I hope that the average plumber will not spend it all on more liters of vodka -- in addition to what many service professionals habitually consume on their way to work, at work and after work. At least, this is what most St. Petersburg residents experience when they need to call the plumber. Whenever he shows up, he reeks of alcohol, no matter what time of day he is called in to tackle a leak.

The reaction of the local communal service providers to the upcoming changes was fantastic. They were obviously scared of losing their shirts and for this reason started promoting their point of view in the local media. They claimed that "The Germans won't be able to cope with local conditions."

In other words, "What's good for a Russian will kill a German," as the popular Russian saying goes. Perhaps this is what local communal service providers expect will happen with the German expansion into the local market. The main point of this proverb is that Russians are convinced that only they can tolerate and even thrive under extreme conditions. This includes the boiling temperatures in Russian bathhouses and the huge amounts of vodka Russians consume. By the way, the Finns share these predilections, so they are not really things that set us apart.

Filth is what is truly fatal for Germans and Finns. Unfortunately, dirt has become an inescapable part of Russian society, which developed without private property. Anyone who doesn't believe this should take a look at the shoulder right after you cross the Finnish-Russian border. Trash litters both sides of the road once you pass the sign saying "Russia: Speed limit 90 kilometers per hour on freeways."

I think Russians can learn to keep their country clean. For this reason, the introduction of German property management ideas can only be a good thing for St. Petersburg. Just look at the project launched in Almaty, Kazakhstan, in the 1990s, when a French company took over the management of the public water system. In a couple of years, the people in Almaty completely forgot what it was like to live without hot water for a month in the summer, an experience that Russians know all too well.

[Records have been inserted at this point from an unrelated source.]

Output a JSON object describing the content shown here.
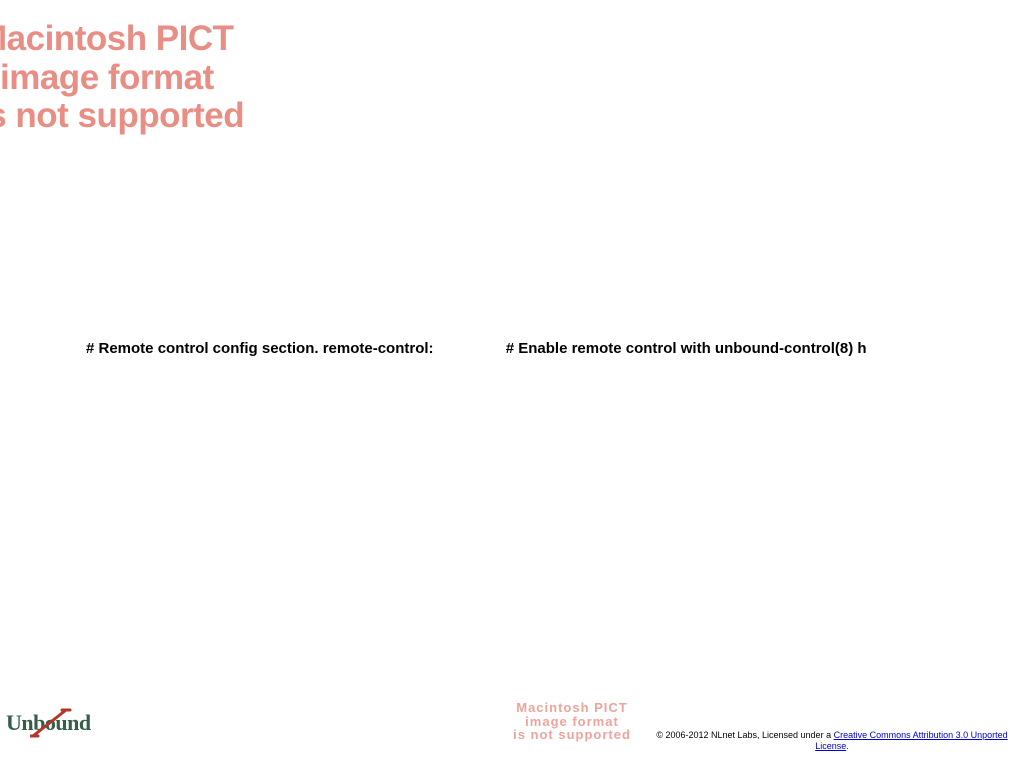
{
  "pict_placeholder": {
    "line1": "Macintosh PICT",
    "line2": "image format",
    "line3": "is not supported"
  },
  "code_row": {
    "left": "# Remote control config section. remote-control:",
    "right": "# Enable remote control with unbound-control(8) h"
  },
  "logo": {
    "text": "Unbound"
  },
  "pict_small": {
    "line1": "Macintosh PICT",
    "line2": "image format",
    "line3": "is not supported"
  },
  "license": {
    "prefix": "© 2006-2012 NLnet Labs, Licensed under a ",
    "link_text": "Creative Commons Attribution 3.0 Unported License",
    "suffix": "."
  }
}
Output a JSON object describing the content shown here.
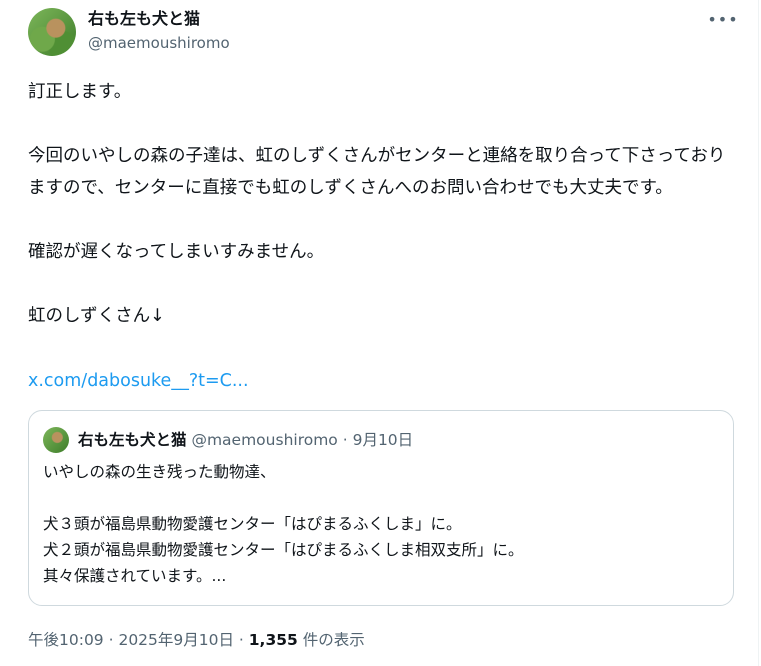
{
  "author": {
    "display_name": "右も左も犬と猫",
    "handle": "@maemoushiromo"
  },
  "more_icon": "more-horizontal-icon",
  "post_text": "訂正します。\n\n今回のいやしの森の子達は、虹のしずくさんがセンターと連絡を取り合って下さっておりますので、センターに直接でも虹のしずくさんへのお問い合わせでも大丈夫です。\n\n確認が遅くなってしまいすみません。\n\n虹のしずくさん↓",
  "post_link": "x.com/dabosuke__?t=C...",
  "quote": {
    "display_name": "右も左も犬と猫",
    "handle": "@maemoushiromo",
    "separator": " · ",
    "date": "9月10日",
    "text": "いやしの森の生き残った動物達、\n\n犬３頭が福島県動物愛護センター「はぴまるふくしま」に。\n犬２頭が福島県動物愛護センター「はぴまるふくしま相双支所」に。\n其々保護されています。..."
  },
  "footer": {
    "time": "午後10:09",
    "separator": " · ",
    "date": "2025年9月10日",
    "views_count": "1,355",
    "views_label": " 件の表示"
  }
}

Germans may do the same for St. Petersburg, but only if the strong lobby from local communal service providers fails to convince Governor Valentina Matviyenko that they should be allowed to maintain their bloated payrolls. Much of their staff will probably have to be fired anyway, not because of the specifics of the local environment, but because of their work ethic.

In the end, it doesn't matter what a manager's nationality is -- German, British, American or Russian -- provided they are good at what they do. A good manager doesn't tolerate employees with flasks in their pockets staggering around on the job.

For this reason, the communal service providers should face facts: The Germans will invest and earn a profit, and in return, Russians will get to live in clean, well-maintained buildings.

Vladimir Kovalyev is a Staff Writer at The St. Petersburg Times.